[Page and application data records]
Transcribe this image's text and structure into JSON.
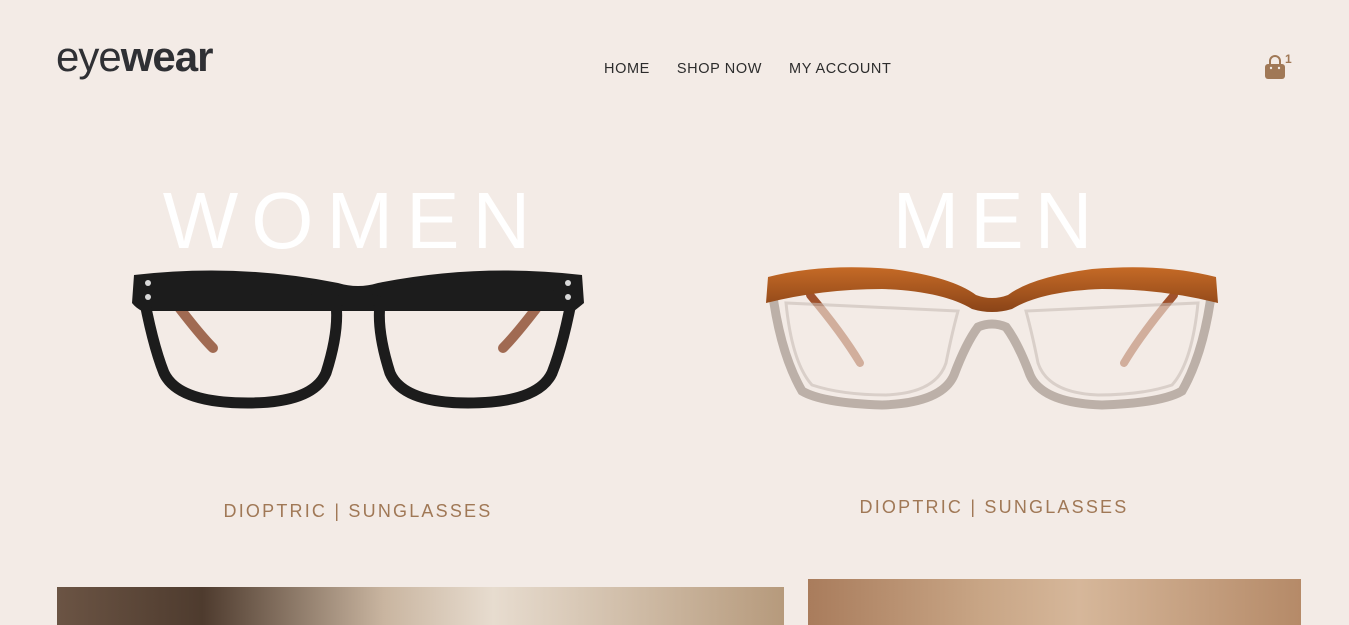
{
  "header": {
    "logo": {
      "light": "eye",
      "bold": "wear"
    },
    "nav": [
      {
        "label": "HOME"
      },
      {
        "label": "SHOP NOW"
      },
      {
        "label": "MY ACCOUNT"
      }
    ],
    "cart": {
      "icon": "shopping-bag-icon",
      "count": "1"
    }
  },
  "categories": [
    {
      "title": "WOMEN",
      "links": [
        "DIOPTRIC",
        "SUNGLASSES"
      ],
      "separator": "|"
    },
    {
      "title": "MEN",
      "links": [
        "DIOPTRIC",
        "SUNGLASSES"
      ],
      "separator": "|"
    }
  ],
  "colors": {
    "background": "#f3ebe6",
    "accent": "#a07856",
    "text": "#2c2c2c"
  }
}
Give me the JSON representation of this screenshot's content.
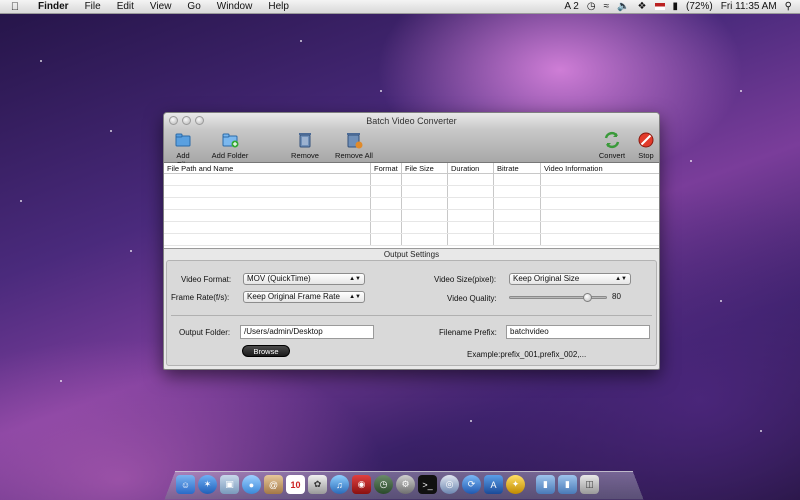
{
  "menubar": {
    "app_name": "Finder",
    "items": [
      "File",
      "Edit",
      "View",
      "Go",
      "Window",
      "Help"
    ],
    "status": {
      "input": "A 2",
      "battery": "(72%)",
      "clock": "Fri 11:35 AM"
    }
  },
  "window": {
    "title": "Batch Video Converter",
    "toolbar": {
      "add_file": "Add File",
      "add_folder": "Add Folder",
      "remove": "Remove",
      "remove_all": "Remove All",
      "convert": "Convert",
      "stop": "Stop"
    },
    "table": {
      "columns": [
        "File Path and Name",
        "Format",
        "File Size",
        "Duration",
        "Bitrate",
        "Video Information"
      ]
    },
    "settings": {
      "title": "Output Settings",
      "video_format_label": "Video Format:",
      "video_format_value": "MOV (QuickTime)",
      "frame_rate_label": "Frame Rate(f/s):",
      "frame_rate_value": "Keep Original Frame Rate",
      "video_size_label": "Video Size(pixel):",
      "video_size_value": "Keep Original Size",
      "video_quality_label": "Video Quality:",
      "video_quality_value": "80",
      "video_quality_fraction": 0.8,
      "output_folder_label": "Output Folder:",
      "output_folder_value": "/Users/admin/Desktop",
      "browse_label": "Browse",
      "filename_prefix_label": "Filename Prefix:",
      "filename_prefix_value": "batchvideo",
      "example_text": "Example:prefix_001,prefix_002,..."
    }
  },
  "dock": {
    "icons": [
      "finder-icon",
      "safari-icon",
      "preview-icon",
      "ichat-icon",
      "address-book-icon",
      "calendar-icon",
      "photo-icon",
      "itunes-icon",
      "photo-booth-icon",
      "time-machine-icon",
      "system-prefs-icon",
      "terminal-icon",
      "network-icon",
      "sync-icon",
      "app-store-icon",
      "misc-icon",
      "folder-icon",
      "folder-icon-2",
      "trash-icon"
    ],
    "calendar_day": "10"
  }
}
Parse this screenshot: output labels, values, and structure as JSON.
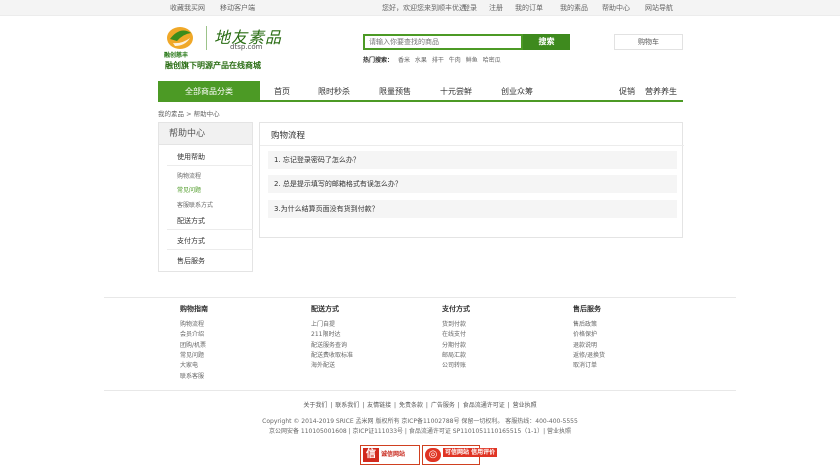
{
  "topbar": {
    "left": [
      "收藏我买网",
      "移动客户端"
    ],
    "welcome": "您好，欢迎您来到顺丰优选",
    "login": "登录",
    "register": "注册",
    "orders": "我的订单",
    "account": "我的素品",
    "help": "帮助中心",
    "sitemap": "网站导航"
  },
  "header": {
    "logo_sub": "融创慈丰",
    "logo_cn": "地友素品",
    "logo_domain": "dtsp.com",
    "slogan": "融创旗下明源产品在线商城",
    "search_placeholder": "请输入你要查找的商品",
    "search_button": "搜索",
    "hot_label": "热门搜索：",
    "hot_items": [
      "香米",
      "水果",
      "排干",
      "牛肉",
      "鲜鱼",
      "哈密瓜"
    ],
    "cart": "购物车"
  },
  "nav": {
    "all": "全部商品分类",
    "items": [
      "首页",
      "限时秒杀",
      "限量预售",
      "十元尝鲜",
      "创业众筹"
    ],
    "right": [
      "促销",
      "营养养生"
    ]
  },
  "breadcrumb": "我的素品 > 帮助中心",
  "sidebar": {
    "title": "帮助中心",
    "cats": [
      "使用帮助",
      "配送方式",
      "支付方式",
      "售后服务"
    ],
    "subs": [
      "购物流程",
      "常见问题",
      "客服联系方式"
    ]
  },
  "main": {
    "title": "购物流程",
    "faqs": [
      "1. 忘记登录密码了怎么办？",
      "2. 总是提示填写的邮箱格式有误怎么办？",
      "3.为什么结算页面没有货到付款？"
    ]
  },
  "footer": {
    "cols": [
      {
        "title": "购物指南",
        "items": [
          "购物流程",
          "会员介绍",
          "团购/机票",
          "常见问题",
          "大家电",
          "联系客服"
        ]
      },
      {
        "title": "配送方式",
        "items": [
          "上门自提",
          "211限时达",
          "配送服务查询",
          "配送费收取标准",
          "海外配送"
        ]
      },
      {
        "title": "支付方式",
        "items": [
          "货到付款",
          "在线支付",
          "分期付款",
          "邮局汇款",
          "公司转账"
        ]
      },
      {
        "title": "售后服务",
        "items": [
          "售后政策",
          "价格保护",
          "退款说明",
          "返修/退换货",
          "取消订单"
        ]
      }
    ],
    "links": [
      "关于我们",
      "联系我们",
      "友情链接",
      "免责条款",
      "广告服务",
      "食品流通许可证",
      "营业执照"
    ],
    "copy1": "Copyright © 2014-2019 SRICE 孟米网 版权所有 京ICP备11002788号 保留一切权利。 客服热线：400-400-5555",
    "copy2": "京公网安备 110105001608 | 京ICP证111033号 | 食品流通许可证 SP1101051110165515（1-1）| 营业执照",
    "badge1": "诚信网站",
    "badge2": "可信网站 信用评价"
  }
}
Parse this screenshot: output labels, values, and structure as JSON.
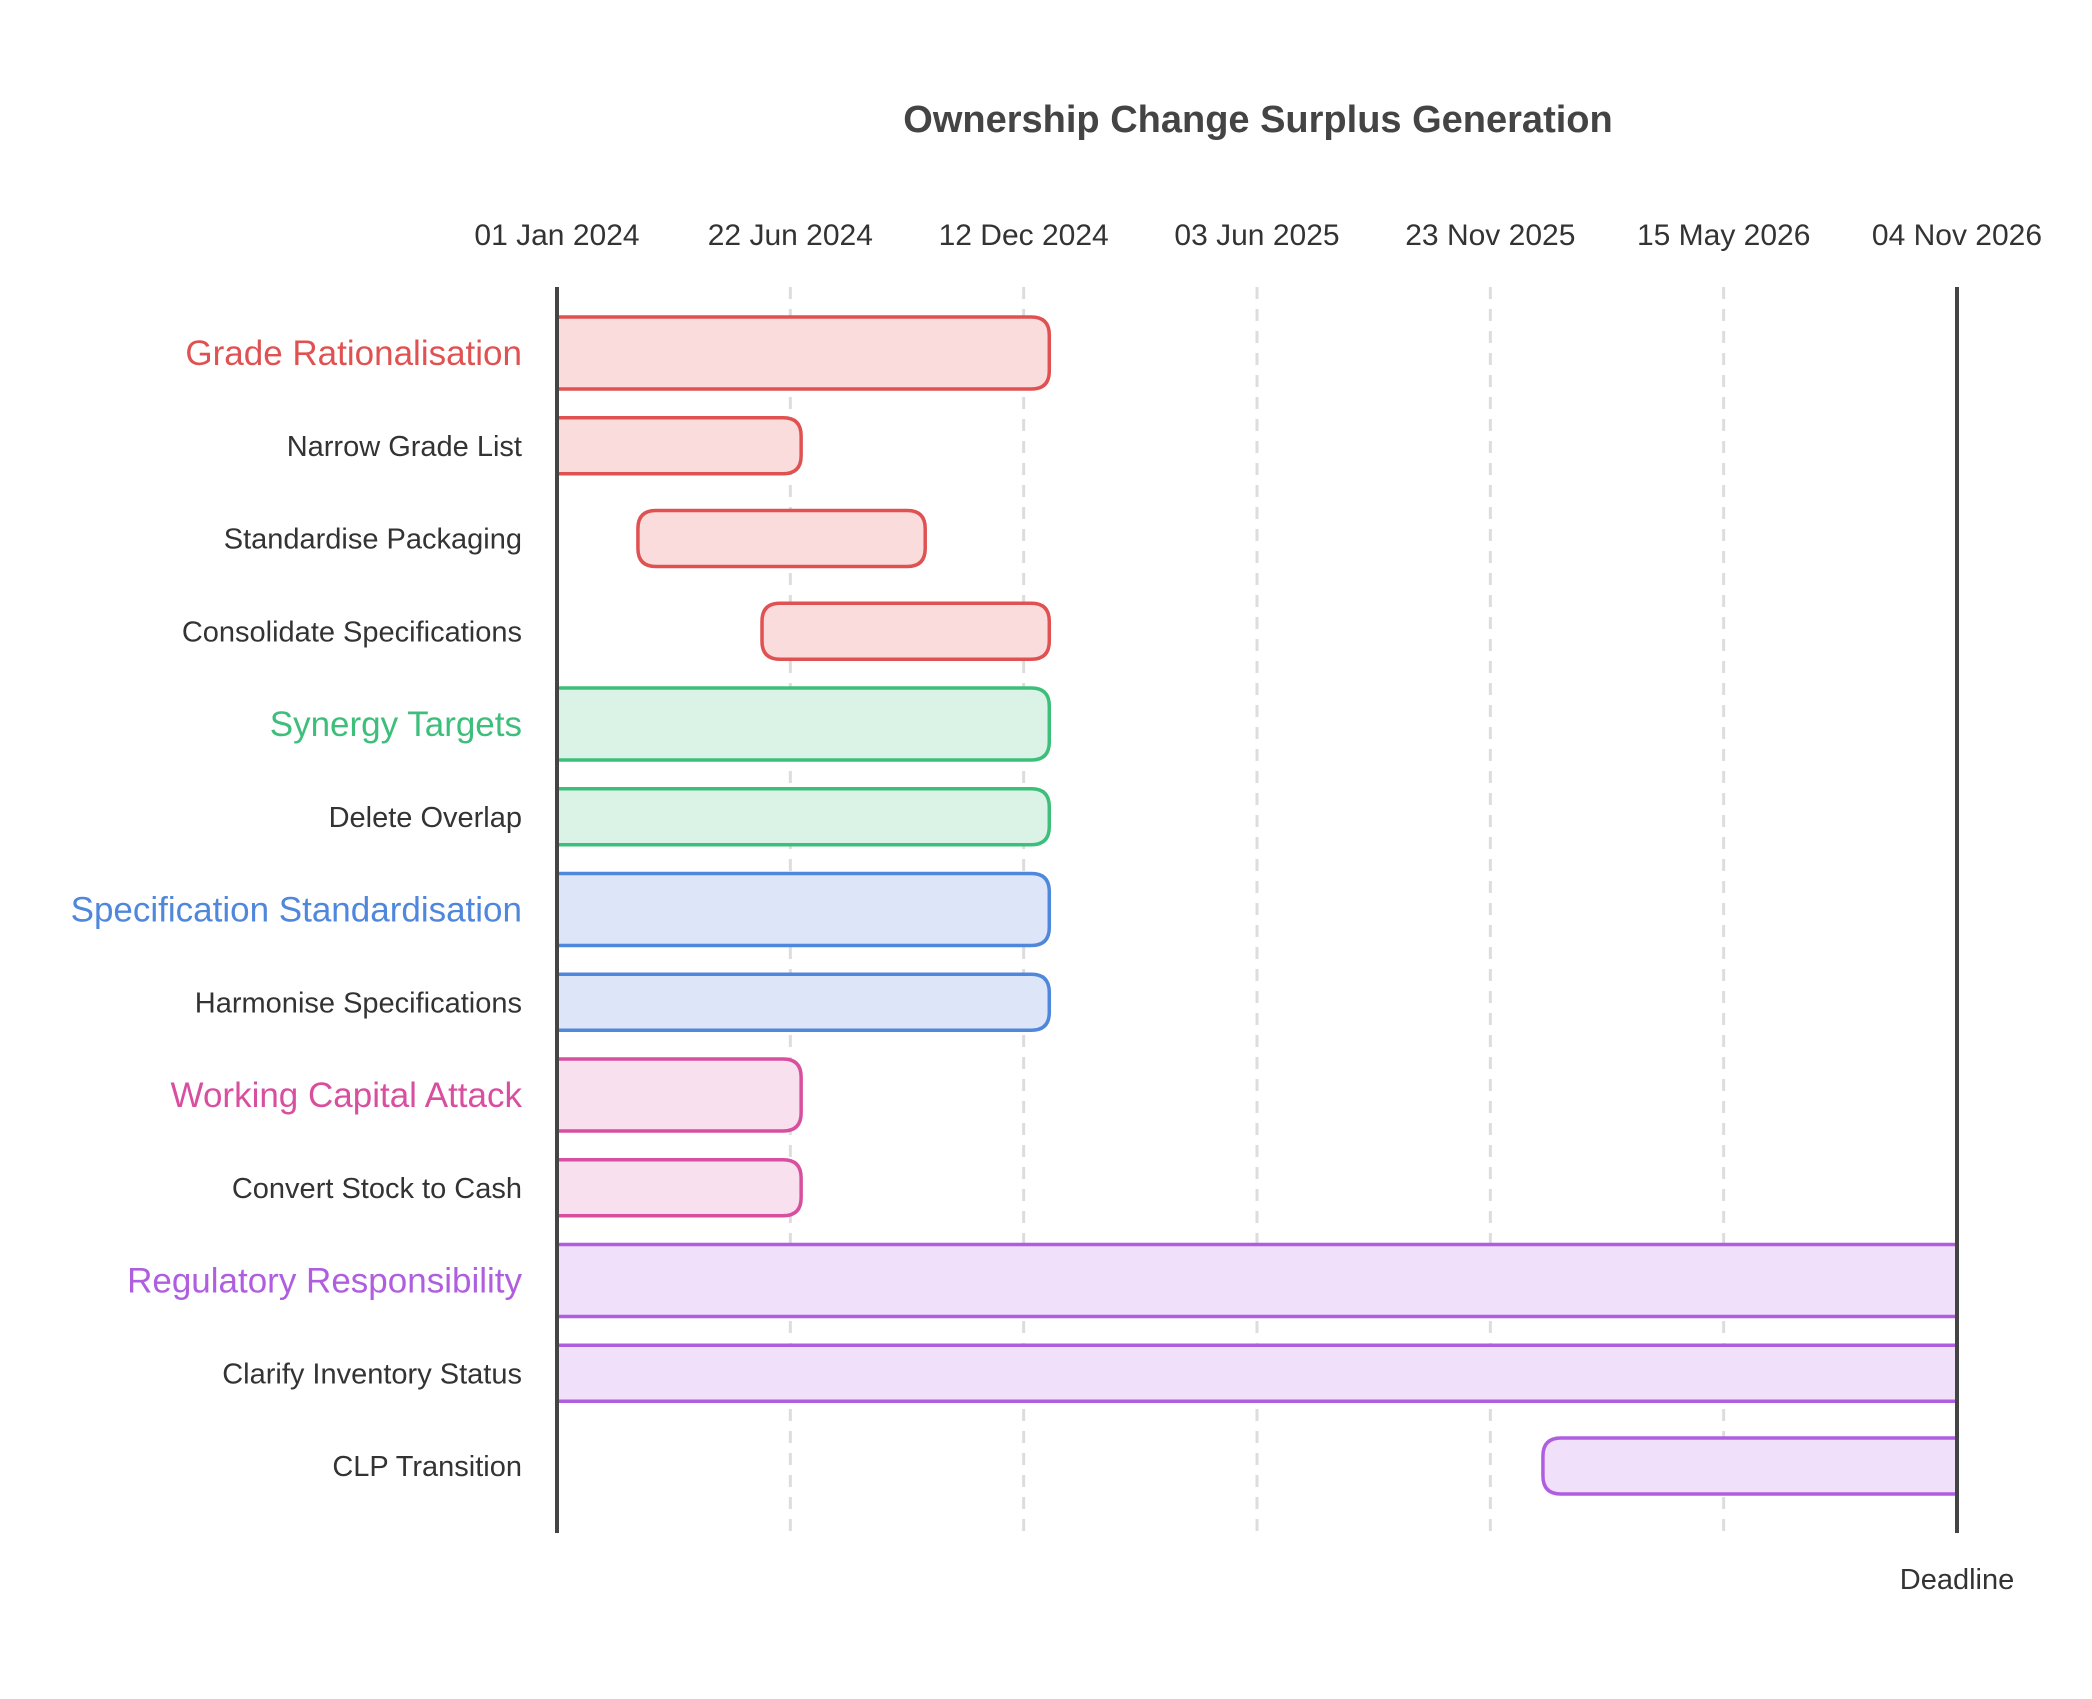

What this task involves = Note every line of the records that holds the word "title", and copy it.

Result =
      "title": "WOMEN",
      "title": "MEN",
    "title": "Batch Video Converter",
      "title": "Output Settings",
    "title": "帮助中心",
    "title": "购物流程",
        "title": "购物指南",
        "title": "配送方式",
        "title": "支付方式",
        "title": "售后服务",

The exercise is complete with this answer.